What do Israelis feel about the Palestinian statehood bid? Judging by the talk of their leaders in New York, and Diaspora Jewish organizations that claim to be representing their interests, you may think they’re ready to fight it tooth and nail. But a surprisingly high seven out of ten think that if the US veto doesn’t pan out and the Palestinians are successful then Israel should accept the decision, according to a new poll. Half of these said Israel should start negotiations regarding its implementation.
The poll, which was conducted jointly by the Harry S. Truman Research Institute for the Advancement of Peace at the Hebrew University of Jerusalem and the Palestinian Center for Policy and Survey Research in Ramallah found that only 4% of respondents thought Israel should respond with force, invading Palestinian areas in order to prevent statehood. However, 16% believe Israel should oppose the decision and intensify the construction in the settlements; 7% think that Israel should annex the entire West Bank to Israel.
And what do Palestinians — resident in West Bank, East Jerusalem and Gaza Strip — think should happen if the statehood bid succeeds? How could they bring about an Israeli withdrawal from their new state? One in four supports a return to armed attacks on army and settlers to this end, while 30% think negotiations will do the trick. But it seems that the idea of “non-violent resistance” has really taken hold among Palestinians — the chosen method of 37% of respondents, this was the most popular option.
This story "Do Israelis Even Care About Statehood Bid?" was written by Nathan Jeffay.
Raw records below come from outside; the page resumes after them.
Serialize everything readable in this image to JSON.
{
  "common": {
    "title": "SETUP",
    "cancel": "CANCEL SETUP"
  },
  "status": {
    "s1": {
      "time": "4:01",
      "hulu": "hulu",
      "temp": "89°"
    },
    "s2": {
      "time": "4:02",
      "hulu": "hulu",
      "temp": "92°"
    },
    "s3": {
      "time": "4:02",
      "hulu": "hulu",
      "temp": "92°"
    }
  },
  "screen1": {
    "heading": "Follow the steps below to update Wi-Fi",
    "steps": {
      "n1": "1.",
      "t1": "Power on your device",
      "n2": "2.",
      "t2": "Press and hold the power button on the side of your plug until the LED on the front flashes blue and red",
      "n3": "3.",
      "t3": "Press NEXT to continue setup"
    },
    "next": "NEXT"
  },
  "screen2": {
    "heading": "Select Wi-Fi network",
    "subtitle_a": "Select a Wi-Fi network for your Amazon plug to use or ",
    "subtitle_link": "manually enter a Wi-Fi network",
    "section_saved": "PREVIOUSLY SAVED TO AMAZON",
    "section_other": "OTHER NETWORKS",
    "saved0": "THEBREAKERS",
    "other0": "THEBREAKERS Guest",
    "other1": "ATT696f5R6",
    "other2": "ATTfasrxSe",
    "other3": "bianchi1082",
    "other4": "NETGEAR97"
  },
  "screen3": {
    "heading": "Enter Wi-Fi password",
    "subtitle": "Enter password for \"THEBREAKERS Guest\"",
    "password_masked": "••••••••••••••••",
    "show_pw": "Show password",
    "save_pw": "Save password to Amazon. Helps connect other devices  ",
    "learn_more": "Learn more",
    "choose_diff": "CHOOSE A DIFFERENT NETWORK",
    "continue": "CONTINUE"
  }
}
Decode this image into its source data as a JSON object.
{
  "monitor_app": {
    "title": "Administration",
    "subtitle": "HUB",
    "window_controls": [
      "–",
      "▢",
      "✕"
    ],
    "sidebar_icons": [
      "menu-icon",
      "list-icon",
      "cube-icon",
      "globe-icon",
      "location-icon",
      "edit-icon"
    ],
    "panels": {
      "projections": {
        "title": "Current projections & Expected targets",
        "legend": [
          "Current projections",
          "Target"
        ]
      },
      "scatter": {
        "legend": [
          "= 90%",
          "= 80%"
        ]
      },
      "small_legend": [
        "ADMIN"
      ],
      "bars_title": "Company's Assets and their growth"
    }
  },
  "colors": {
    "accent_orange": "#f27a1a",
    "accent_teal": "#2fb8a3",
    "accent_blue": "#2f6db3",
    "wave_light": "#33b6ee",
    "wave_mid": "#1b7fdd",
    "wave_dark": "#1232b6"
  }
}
The BBC World Service has been surveying public opinion internationally. Polling in 19 countries it found that more people want to see their governments back the bid — but only just. The poll of 20,446 citizens found that there are only nine countries where there is an outright majority of citizens in support of recognizing Palestine as a state. Overall 49% of respondents said that their government should support the bid, and 21% were against. The rest were undecided, did not know, backed an abstention or said it depends on various factors.